Records shown
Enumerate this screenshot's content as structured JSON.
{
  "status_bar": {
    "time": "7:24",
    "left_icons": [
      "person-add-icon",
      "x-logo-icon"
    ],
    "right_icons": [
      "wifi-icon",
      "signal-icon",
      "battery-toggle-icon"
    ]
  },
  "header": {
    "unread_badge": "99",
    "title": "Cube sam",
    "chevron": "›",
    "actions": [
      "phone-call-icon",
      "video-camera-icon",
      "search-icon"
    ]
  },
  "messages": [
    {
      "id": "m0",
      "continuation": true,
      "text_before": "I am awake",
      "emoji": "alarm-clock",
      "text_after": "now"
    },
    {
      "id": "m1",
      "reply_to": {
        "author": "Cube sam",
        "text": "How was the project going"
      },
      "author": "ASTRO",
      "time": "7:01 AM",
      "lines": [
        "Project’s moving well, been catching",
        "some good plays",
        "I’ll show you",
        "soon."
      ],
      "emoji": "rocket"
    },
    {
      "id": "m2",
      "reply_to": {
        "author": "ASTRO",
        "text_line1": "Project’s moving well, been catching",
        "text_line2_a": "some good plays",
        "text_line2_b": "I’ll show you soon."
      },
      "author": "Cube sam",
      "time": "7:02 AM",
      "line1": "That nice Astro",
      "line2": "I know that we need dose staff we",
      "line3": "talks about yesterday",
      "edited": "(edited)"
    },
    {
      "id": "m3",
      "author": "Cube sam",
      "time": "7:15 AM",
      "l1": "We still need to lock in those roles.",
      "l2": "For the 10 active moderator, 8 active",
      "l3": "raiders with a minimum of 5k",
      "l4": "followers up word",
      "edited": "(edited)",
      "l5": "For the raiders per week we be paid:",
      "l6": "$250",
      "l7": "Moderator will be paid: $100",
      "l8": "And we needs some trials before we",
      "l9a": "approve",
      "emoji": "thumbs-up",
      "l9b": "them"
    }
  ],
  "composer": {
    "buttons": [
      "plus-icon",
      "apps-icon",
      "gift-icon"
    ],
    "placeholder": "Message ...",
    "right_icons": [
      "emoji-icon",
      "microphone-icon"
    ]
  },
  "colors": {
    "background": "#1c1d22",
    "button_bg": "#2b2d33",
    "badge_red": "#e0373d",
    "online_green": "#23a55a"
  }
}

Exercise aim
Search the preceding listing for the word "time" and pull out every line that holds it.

Solution to the exercise
    "time": "7:24",
      "time": "7:01 AM",
      "time": "7:02 AM",
      "time": "7:15 AM",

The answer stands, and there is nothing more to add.